▶ [Task to complete]:
Gather up every line from the entries below that uses the word "chevron".

Excerpts from an interface dataset
══════════
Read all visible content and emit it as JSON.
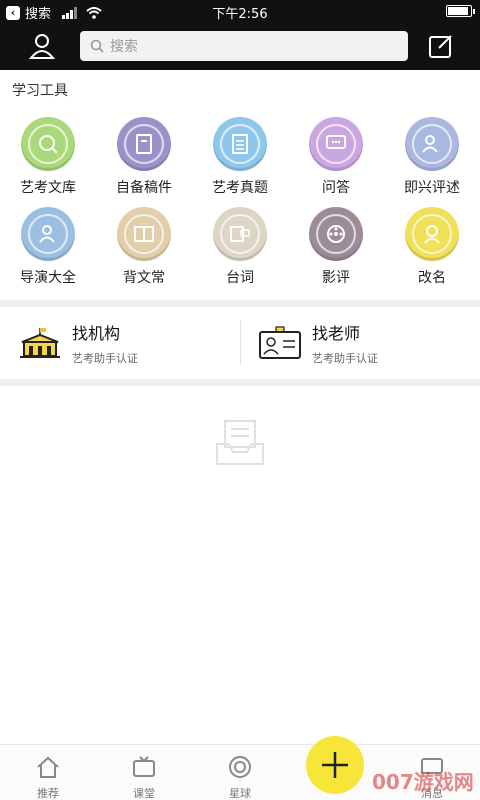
{
  "status_bar": {
    "back_app": "搜索",
    "time": "下午2:56"
  },
  "header": {
    "search_placeholder": "搜索"
  },
  "section_title": "学习工具",
  "tools": [
    {
      "label": "艺考文库",
      "color": "#a9d97a",
      "icon": "book-search-icon"
    },
    {
      "label": "自备稿件",
      "color": "#9c92c9",
      "icon": "notebook-icon"
    },
    {
      "label": "艺考真题",
      "color": "#8fc7ec",
      "icon": "document-icon"
    },
    {
      "label": "问答",
      "color": "#c9a6e0",
      "icon": "chat-icon"
    },
    {
      "label": "即兴评述",
      "color": "#a8b8df",
      "icon": "speaker-icon"
    },
    {
      "label": "导演大全",
      "color": "#9bbfe0",
      "icon": "director-icon"
    },
    {
      "label": "背文常",
      "color": "#e2cfa9",
      "icon": "art-book-icon"
    },
    {
      "label": "台词",
      "color": "#ddd6c4",
      "icon": "script-icon"
    },
    {
      "label": "影评",
      "color": "#9c8c9a",
      "icon": "film-reel-icon"
    },
    {
      "label": "改名",
      "color": "#f1e05a",
      "icon": "name-badge-icon"
    }
  ],
  "find_institution": {
    "title": "找机构",
    "subtitle": "艺考助手认证"
  },
  "find_teacher": {
    "title": "找老师",
    "subtitle": "艺考助手认证"
  },
  "tabbar": [
    {
      "label": "推荐",
      "icon": "home-icon"
    },
    {
      "label": "课堂",
      "icon": "tv-icon"
    },
    {
      "label": "星球",
      "icon": "planet-icon"
    },
    {
      "label": "消息",
      "icon": "message-icon"
    }
  ],
  "watermark": "007游戏网"
}
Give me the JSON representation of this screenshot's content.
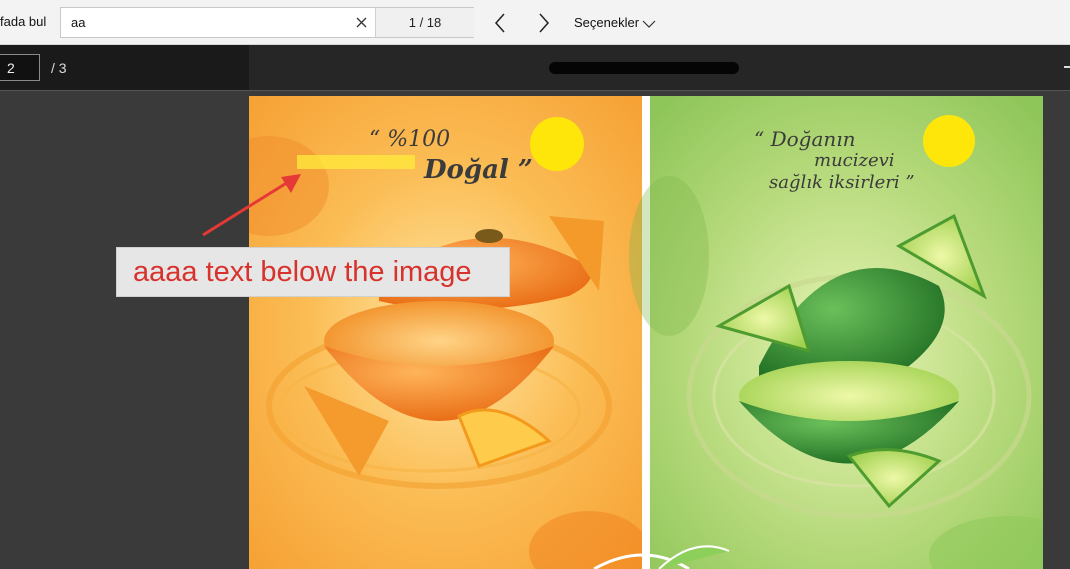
{
  "findbar": {
    "label": "fada bul",
    "search_value": "aa",
    "match_count": "1 / 18",
    "options_label": "Seçenekler"
  },
  "pagebar": {
    "current_page": "2",
    "page_total": "/ 3"
  },
  "annotation": {
    "callout_text": "aaaa text below the image",
    "arrow_color": "#e53935",
    "highlight_color": "#ffeb3b"
  },
  "document": {
    "left_panel_text_line1": "“ %100",
    "left_panel_text_line2": "Doğal ”",
    "right_panel_text_line1": "“ Doğanın",
    "right_panel_text_line2": "mucizevi",
    "right_panel_text_line3": "sağlık iksirleri ”"
  },
  "colors": {
    "findbar_bg": "#f3f3f3",
    "pagebar_bg": "#1a1a1a",
    "orange_panel": "#f7a93a",
    "green_panel": "#a8d16c",
    "sun_yellow": "#ffe60a"
  },
  "icons": {
    "clear": "close-icon",
    "prev": "chevron-left-icon",
    "next": "chevron-right-icon",
    "options": "chevron-down-icon"
  }
}
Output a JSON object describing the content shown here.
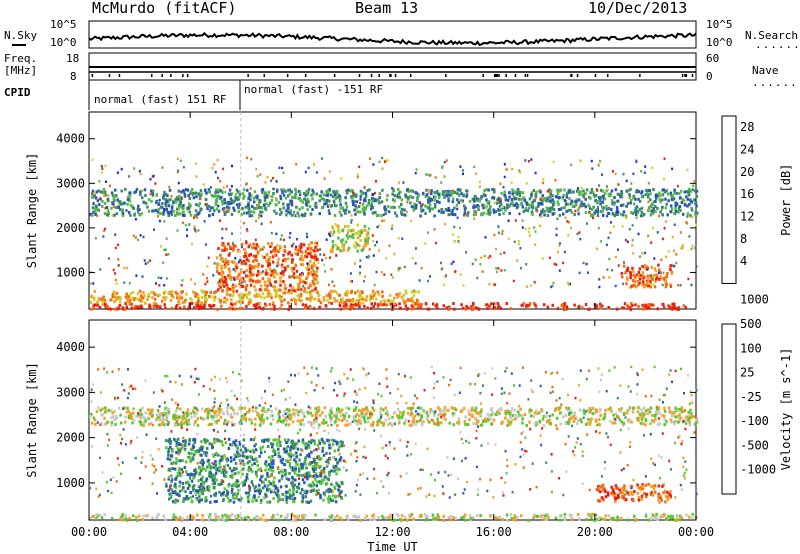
{
  "header": {
    "station": "McMurdo (fitACF)",
    "beam": "Beam 13",
    "date": "10/Dec/2013"
  },
  "top_panels": {
    "nsky_label": "N.Sky",
    "nsky_ticks": [
      "10^5",
      "10^0"
    ],
    "nsearch_label": "N.Search",
    "nsearch_ticks": [
      "10^5",
      "10^0"
    ],
    "freq_label_line1": "Freq.",
    "freq_label_line2": "[MHz]",
    "freq_ticks": [
      "18",
      "8"
    ],
    "nave_label": "Nave",
    "nave_ticks": [
      "60",
      "0"
    ],
    "cpid_label": "CPID",
    "cpid_segments": [
      {
        "text": "normal (fast) 151 RF",
        "start_hour": 0,
        "end_hour": 6
      },
      {
        "text": "normal (fast) -151 RF",
        "start_hour": 6,
        "end_hour": 24
      }
    ],
    "dotted_marker": "......."
  },
  "chart_data": [
    {
      "type": "heatmap",
      "title": "",
      "parameter": "Power",
      "units": "dB",
      "colorbar_label": "Power [dB]",
      "colorbar_ticks": [
        4,
        8,
        12,
        16,
        20,
        24,
        28
      ],
      "colorbar_range": [
        0,
        30
      ],
      "xlabel": "",
      "ylabel": "Slant Range [km]",
      "yticks": [
        1000,
        2000,
        3000,
        4000
      ],
      "ylim": [
        180,
        4600
      ],
      "xlim_hours": [
        0,
        24
      ],
      "colors": [
        "#1a2bd6",
        "#2b55b8",
        "#3a8a6a",
        "#58b84a",
        "#c8d428",
        "#f4a020",
        "#f06a10",
        "#e82010"
      ],
      "echo_bands": [
        {
          "range_km": [
            200,
            340
          ],
          "hours": [
            0,
            24
          ],
          "power_db": 28
        },
        {
          "range_km": [
            340,
            620
          ],
          "hours": [
            0,
            13
          ],
          "power_db": 20
        },
        {
          "range_km": [
            600,
            1700
          ],
          "hours": [
            5,
            9
          ],
          "power_db": 24
        },
        {
          "range_km": [
            2300,
            2900
          ],
          "hours": [
            0,
            24
          ],
          "power_db": 10
        },
        {
          "range_km": [
            1500,
            2100
          ],
          "hours": [
            9.5,
            11
          ],
          "power_db": 18
        },
        {
          "range_km": [
            700,
            1200
          ],
          "hours": [
            21,
            23
          ],
          "power_db": 24
        }
      ]
    },
    {
      "type": "heatmap",
      "title": "",
      "parameter": "Velocity",
      "units": "m s^-1",
      "colorbar_label": "Velocity [m s^-1]",
      "colorbar_ticks": [
        -1000,
        -500,
        -100,
        -25,
        25,
        100,
        500,
        1000
      ],
      "xlabel": "Time UT",
      "xticks": [
        "00:00",
        "04:00",
        "08:00",
        "12:00",
        "16:00",
        "20:00",
        "00:00"
      ],
      "ylabel": "Slant Range [km]",
      "yticks": [
        1000,
        2000,
        3000,
        4000
      ],
      "ylim": [
        180,
        4600
      ],
      "xlim_hours": [
        0,
        24
      ],
      "colors": [
        "#e81818",
        "#f06a10",
        "#f4a020",
        "#c8c8c8",
        "#58c830",
        "#3a8a6a",
        "#2b55b8"
      ],
      "echo_bands": [
        {
          "range_km": [
            200,
            340
          ],
          "hours": [
            0,
            24
          ],
          "velocity_ms": 0
        },
        {
          "range_km": [
            600,
            2000
          ],
          "hours": [
            3,
            10
          ],
          "velocity_ms": 300
        },
        {
          "range_km": [
            2300,
            2700
          ],
          "hours": [
            0,
            24
          ],
          "velocity_ms": 0
        },
        {
          "range_km": [
            600,
            1000
          ],
          "hours": [
            20,
            23
          ],
          "velocity_ms": -200
        }
      ]
    }
  ]
}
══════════
▶ [Your response]:
    "prev": "chevron-left-icon",
    "next": "chevron-right-icon",
    "options": "chevron-down-icon"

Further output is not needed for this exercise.